"The last time I filled up, I went, 'Ooooh!' because it seemed like the numbers on the pump kept going around and around and around," she said. "I paid right at $55."
For Ms. Coleman, the nearest grocery store is 110 miles away in Alpine. Her bank is 25 miles away in Terlingua. This weekend, her students will attend an academic competition in Marfa, almost 150 miles away from home.
"What you run down the street to do in Dallas is hundreds of miles for us," Ms. Coleman said.
The American Automobile Association estimates that the price of a gallon of unleaded regular gasoline has risen an average of 5 cents a week since mid-February and could reach $2 a gallon by May.
Some economists believe that $2-a-gallon gas, if it stays that high very long, will drive more Americans into carpools, buses, commuter trains or even battery-powered electric cars.
In West Texas, however, bus systems exist only in Lubbock or Abilene or San Angelo. Commuter trains are nonexistent. And electric cars, with a maximum range of 50 to 100 miles, would be virtually useless in the wide-open spaces.
"We are in one of the most remote areas of Texas, and it's true that we are really dependent on automobiles here," said David Busey, head of economic development in Alpine.
Rising gasoline prices are "just another hardship" for rural people already bypassed by airline and train service, he said. And those hardships often fall disproportionately on low-income people, families and the elderly, he added.
"My dad, who's in his 80s, is a good example," Mr. Busey said. "He has to go to the veteran's hospital in Big Spring five hours away.
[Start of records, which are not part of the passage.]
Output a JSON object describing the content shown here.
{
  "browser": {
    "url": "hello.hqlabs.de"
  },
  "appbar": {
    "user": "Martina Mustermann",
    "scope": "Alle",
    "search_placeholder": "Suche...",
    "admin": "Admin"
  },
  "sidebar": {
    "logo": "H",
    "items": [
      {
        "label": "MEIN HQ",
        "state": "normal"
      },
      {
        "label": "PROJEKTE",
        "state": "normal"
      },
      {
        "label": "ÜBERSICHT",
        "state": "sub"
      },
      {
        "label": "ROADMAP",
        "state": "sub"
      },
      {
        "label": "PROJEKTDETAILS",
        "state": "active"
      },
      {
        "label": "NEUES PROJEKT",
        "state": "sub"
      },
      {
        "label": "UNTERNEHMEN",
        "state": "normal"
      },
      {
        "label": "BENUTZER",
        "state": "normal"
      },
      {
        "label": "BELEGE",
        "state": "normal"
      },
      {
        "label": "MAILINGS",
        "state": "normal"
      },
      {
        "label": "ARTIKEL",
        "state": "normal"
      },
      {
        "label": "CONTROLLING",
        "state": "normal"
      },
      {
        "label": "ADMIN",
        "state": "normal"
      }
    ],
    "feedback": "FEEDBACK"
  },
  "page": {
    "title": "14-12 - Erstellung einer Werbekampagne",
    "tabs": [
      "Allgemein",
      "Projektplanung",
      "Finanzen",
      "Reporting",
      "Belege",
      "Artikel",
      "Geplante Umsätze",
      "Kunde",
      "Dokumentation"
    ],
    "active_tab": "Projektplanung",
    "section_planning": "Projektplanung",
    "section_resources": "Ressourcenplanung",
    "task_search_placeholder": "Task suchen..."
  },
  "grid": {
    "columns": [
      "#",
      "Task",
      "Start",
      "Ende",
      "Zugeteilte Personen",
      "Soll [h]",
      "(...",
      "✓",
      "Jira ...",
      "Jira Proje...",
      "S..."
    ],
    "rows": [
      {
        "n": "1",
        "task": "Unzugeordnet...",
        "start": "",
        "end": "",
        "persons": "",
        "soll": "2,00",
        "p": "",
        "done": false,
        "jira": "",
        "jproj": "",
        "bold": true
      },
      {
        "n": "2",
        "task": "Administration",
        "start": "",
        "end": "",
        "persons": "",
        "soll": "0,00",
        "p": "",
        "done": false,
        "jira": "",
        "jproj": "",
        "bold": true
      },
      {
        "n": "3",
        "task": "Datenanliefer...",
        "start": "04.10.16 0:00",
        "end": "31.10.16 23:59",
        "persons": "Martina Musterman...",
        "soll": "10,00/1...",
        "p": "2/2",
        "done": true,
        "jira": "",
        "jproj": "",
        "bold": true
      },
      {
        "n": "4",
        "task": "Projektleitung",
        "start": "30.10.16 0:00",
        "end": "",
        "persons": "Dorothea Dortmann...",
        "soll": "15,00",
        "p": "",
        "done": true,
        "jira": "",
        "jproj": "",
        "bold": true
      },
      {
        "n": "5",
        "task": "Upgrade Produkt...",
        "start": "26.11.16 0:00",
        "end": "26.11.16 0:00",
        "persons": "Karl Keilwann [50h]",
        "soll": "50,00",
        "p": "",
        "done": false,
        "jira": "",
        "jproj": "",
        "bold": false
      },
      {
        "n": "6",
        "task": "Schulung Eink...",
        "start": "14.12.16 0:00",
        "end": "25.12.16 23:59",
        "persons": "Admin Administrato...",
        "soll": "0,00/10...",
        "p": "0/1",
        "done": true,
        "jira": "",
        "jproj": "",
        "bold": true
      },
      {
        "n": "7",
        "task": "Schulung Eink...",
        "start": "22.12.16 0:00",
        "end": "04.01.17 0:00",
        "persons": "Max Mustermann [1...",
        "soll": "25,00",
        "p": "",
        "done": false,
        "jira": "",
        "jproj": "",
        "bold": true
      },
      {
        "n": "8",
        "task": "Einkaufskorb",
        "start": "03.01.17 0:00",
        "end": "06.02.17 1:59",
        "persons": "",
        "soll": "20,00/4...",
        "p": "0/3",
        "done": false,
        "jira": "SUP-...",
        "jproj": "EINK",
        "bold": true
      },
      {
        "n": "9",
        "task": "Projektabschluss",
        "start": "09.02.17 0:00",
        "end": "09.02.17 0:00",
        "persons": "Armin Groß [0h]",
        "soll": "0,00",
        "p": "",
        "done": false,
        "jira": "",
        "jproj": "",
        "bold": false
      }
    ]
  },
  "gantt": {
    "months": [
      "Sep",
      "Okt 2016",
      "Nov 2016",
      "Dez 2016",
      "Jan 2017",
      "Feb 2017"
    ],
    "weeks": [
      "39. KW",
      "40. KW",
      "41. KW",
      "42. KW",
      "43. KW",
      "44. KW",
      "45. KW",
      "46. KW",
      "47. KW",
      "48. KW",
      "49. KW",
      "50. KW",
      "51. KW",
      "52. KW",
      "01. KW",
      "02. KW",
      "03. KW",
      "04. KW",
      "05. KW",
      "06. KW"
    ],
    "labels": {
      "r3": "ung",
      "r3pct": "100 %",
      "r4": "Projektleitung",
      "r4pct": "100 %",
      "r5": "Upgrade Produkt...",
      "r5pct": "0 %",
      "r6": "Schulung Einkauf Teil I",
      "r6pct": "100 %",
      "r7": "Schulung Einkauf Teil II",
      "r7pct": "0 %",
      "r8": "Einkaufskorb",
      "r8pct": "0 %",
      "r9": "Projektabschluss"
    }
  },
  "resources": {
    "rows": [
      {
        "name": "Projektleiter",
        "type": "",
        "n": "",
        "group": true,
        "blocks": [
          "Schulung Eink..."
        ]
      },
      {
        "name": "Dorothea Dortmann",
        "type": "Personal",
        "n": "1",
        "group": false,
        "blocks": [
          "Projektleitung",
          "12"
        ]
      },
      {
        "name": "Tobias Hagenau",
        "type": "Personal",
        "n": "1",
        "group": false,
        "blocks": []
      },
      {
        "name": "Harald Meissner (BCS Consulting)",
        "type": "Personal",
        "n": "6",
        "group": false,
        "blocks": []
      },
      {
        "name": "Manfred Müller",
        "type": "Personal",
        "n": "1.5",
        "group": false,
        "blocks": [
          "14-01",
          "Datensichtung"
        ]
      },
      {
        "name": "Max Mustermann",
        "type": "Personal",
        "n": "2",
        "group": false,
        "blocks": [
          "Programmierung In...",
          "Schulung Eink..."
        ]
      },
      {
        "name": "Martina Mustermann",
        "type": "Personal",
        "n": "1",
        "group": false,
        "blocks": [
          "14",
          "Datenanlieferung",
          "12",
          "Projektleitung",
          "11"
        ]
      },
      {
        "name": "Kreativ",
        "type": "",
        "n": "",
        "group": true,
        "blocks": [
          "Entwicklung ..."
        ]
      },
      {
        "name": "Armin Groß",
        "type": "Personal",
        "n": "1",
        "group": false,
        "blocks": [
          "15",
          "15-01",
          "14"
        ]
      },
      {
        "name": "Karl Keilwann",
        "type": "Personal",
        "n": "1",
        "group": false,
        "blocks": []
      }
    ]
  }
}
This is not leisure travel." Consumer advocates recommend that motorists blunt the cost of rising gas prices by keeping tires properly inflated and keeping engines tuned.
But people in West Texas say they already keep their cars and trucks well maintained because no one wants to break down in the middle of nowhere - especially in a "dead zone" where cell phones don't work.
Experts also recommend keeping an eye on traffic flow and timing of traffic signals. Avoid constant accelerating and braking, and decelerate smoothly. Listen to traffic reports to avoid clogged routes with stop-and-go traffic, they advise.
These tips, obviously meant for an urban audience, put a smile on the face of Andrews County Judge Gary Gaston, who lives about 45 miles west of Midland. If he wants to fly somewhere, he uses Midland International Airport.
"It's hard to explain to people what it's like out here," he said. "I can make that 45-mile trip to the airport and not pass 10 or 12 cars on the way."
-- Martin Thompson (email@example.com), March 09, 2000